Tuesday, September 20, 2011

Pretoria's Conditions Tie Mbabane's Hands

The relative restraint shown by the Swazi government during the five days of rolling protests across the country last week demonstrate Mbabane's increasing recognition that survival hinges on how it is seen to be handling the democracy demands of its citizens.

Though many within the Swazi pro-democracy movement initially lambasted South Africa for agreeing to the R2,4-billion (US$351-million) bailout for Africa's last monarchic autocracy, they recognise that the first basket of conditions attached to the loan, dealing with general democratic reforms, has forced the Swazi government to give a freer rein to opposition protests.
Swaziland remains in desperate financial straits that well exceed what the loan from South Africa could cover. Despite profligate spending on capital projects deemed by international finance institutions to be unwarranted, budget payments of some R300-million each year to the royal household, and footing Africa's highest public sector wage bill - of 18% of GDP - the government is unable and unwilling to reverse its fiscal demise.

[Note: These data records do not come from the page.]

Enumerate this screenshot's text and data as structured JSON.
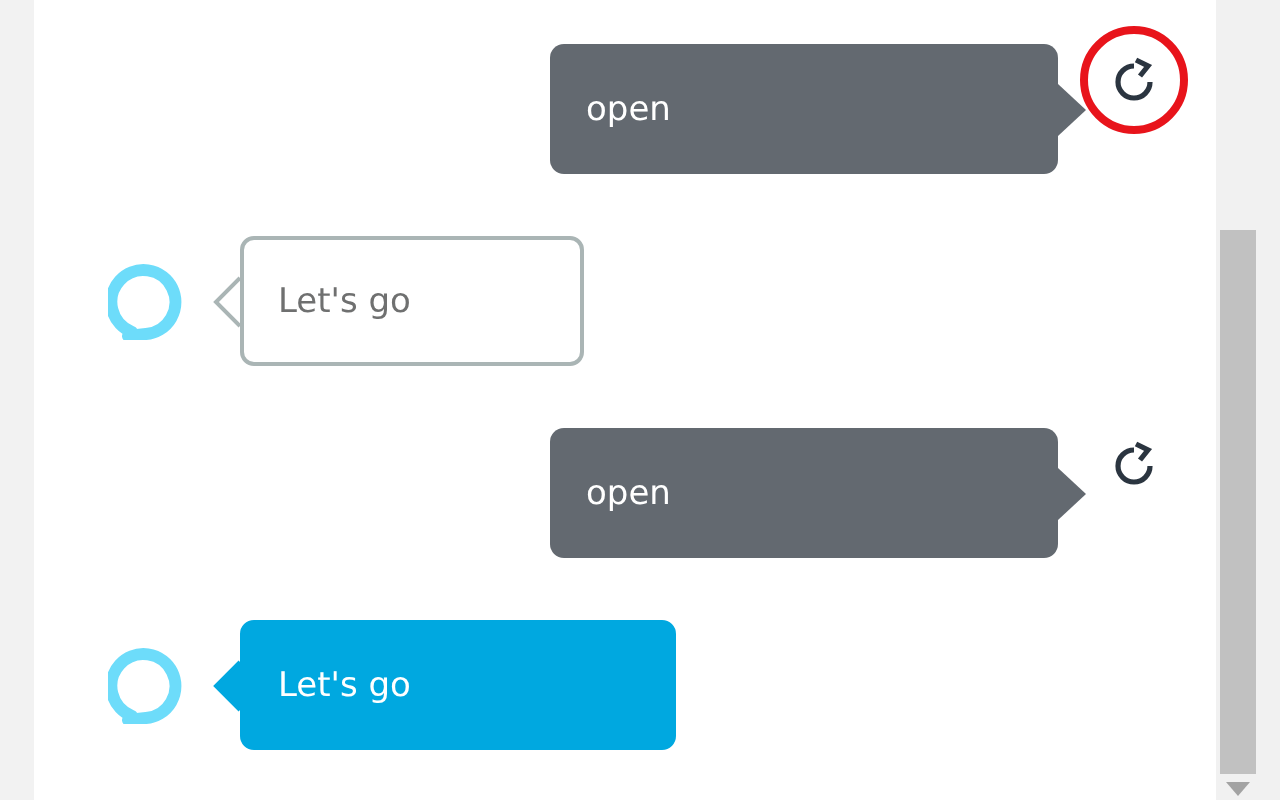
{
  "messages": [
    {
      "kind": "user",
      "text": "open",
      "circled": true
    },
    {
      "kind": "assistant",
      "text": "Let's go",
      "active": false
    },
    {
      "kind": "user",
      "text": "open",
      "circled": false
    },
    {
      "kind": "assistant",
      "text": "Let's go",
      "active": true
    }
  ]
}
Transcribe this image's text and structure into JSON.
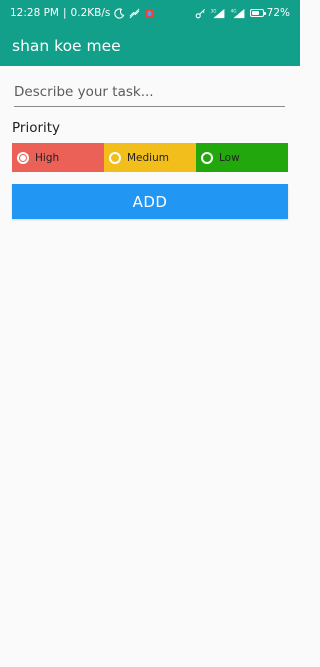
{
  "status_bar": {
    "time": "12:28 PM",
    "data_speed": "0.2KB/s",
    "left_icons": [
      "moon-icon",
      "network-off-icon",
      "notification-icon"
    ],
    "right_icons": [
      "key-icon",
      "signal-3g-icon",
      "signal-4g-icon",
      "battery-icon"
    ],
    "net_label_1": "3G",
    "net_label_2": "4G",
    "battery_percent": "72",
    "battery_suffix": "%",
    "battery_level": 0.72
  },
  "app_bar": {
    "title": "shan koe mee"
  },
  "task_input": {
    "value": "",
    "placeholder": "Describe your task..."
  },
  "priority": {
    "label": "Priority",
    "options": [
      {
        "label": "High",
        "selected": true,
        "color": "#eb6157"
      },
      {
        "label": "Medium",
        "selected": false,
        "color": "#f2be1b"
      },
      {
        "label": "Low",
        "selected": false,
        "color": "#22a80c"
      }
    ]
  },
  "add_button": {
    "label": "ADD"
  },
  "colors": {
    "primary": "#12a08a",
    "accent": "#2196f3",
    "background": "#fafafa"
  }
}
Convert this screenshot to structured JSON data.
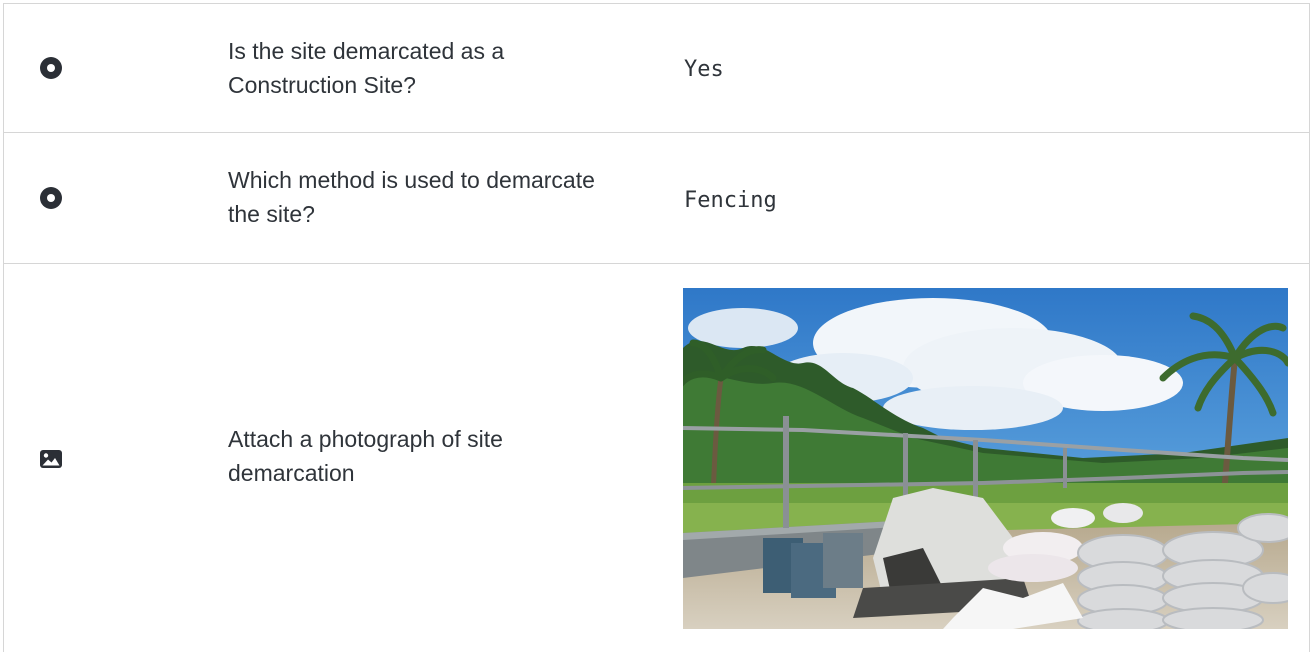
{
  "rows": [
    {
      "icon": "radio-selected-icon",
      "question": "Is the site demarcated as a Construction Site?",
      "answer": "Yes"
    },
    {
      "icon": "radio-selected-icon",
      "question": "Which method is used to demarcate the site?",
      "answer": "Fencing"
    },
    {
      "icon": "image-icon",
      "question": "Attach a photograph of site demarcation",
      "answer_type": "photo"
    }
  ]
}
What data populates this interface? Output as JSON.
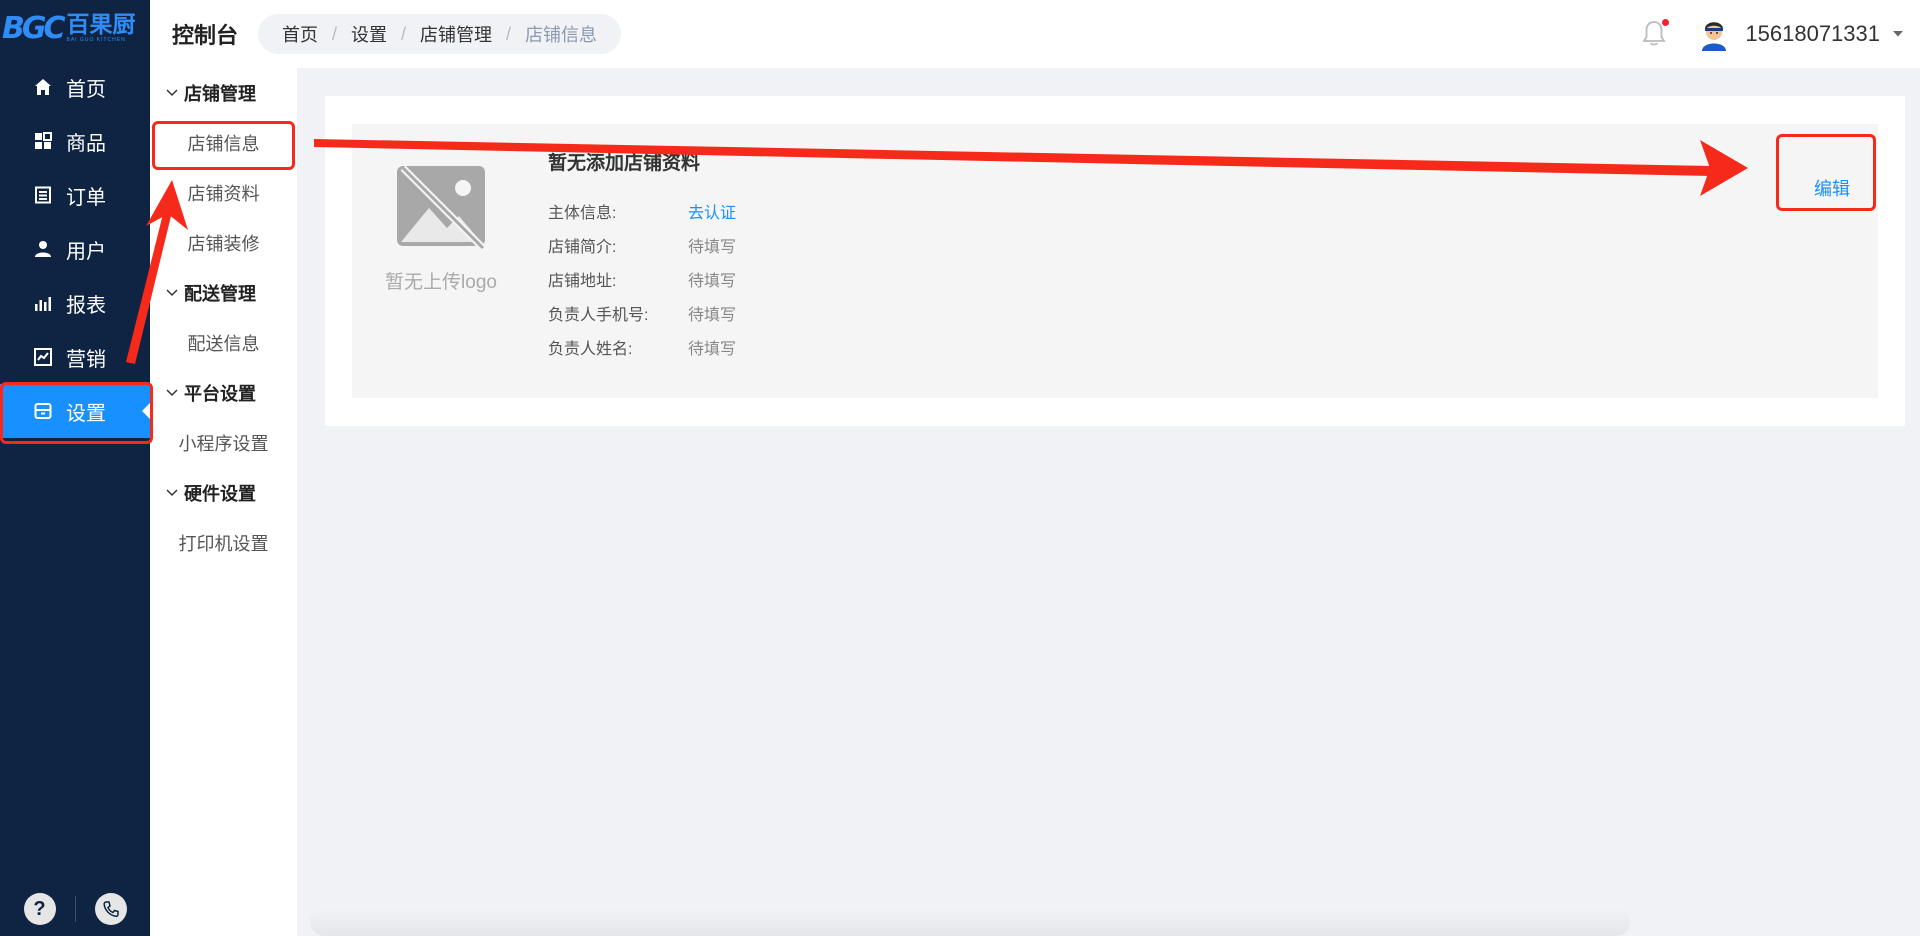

On top of this, the roughly one-million-strong population suffers the world's highest HIV and TB rates and a devastatingly low average life expectancy of just 31 years.

Read the rest here.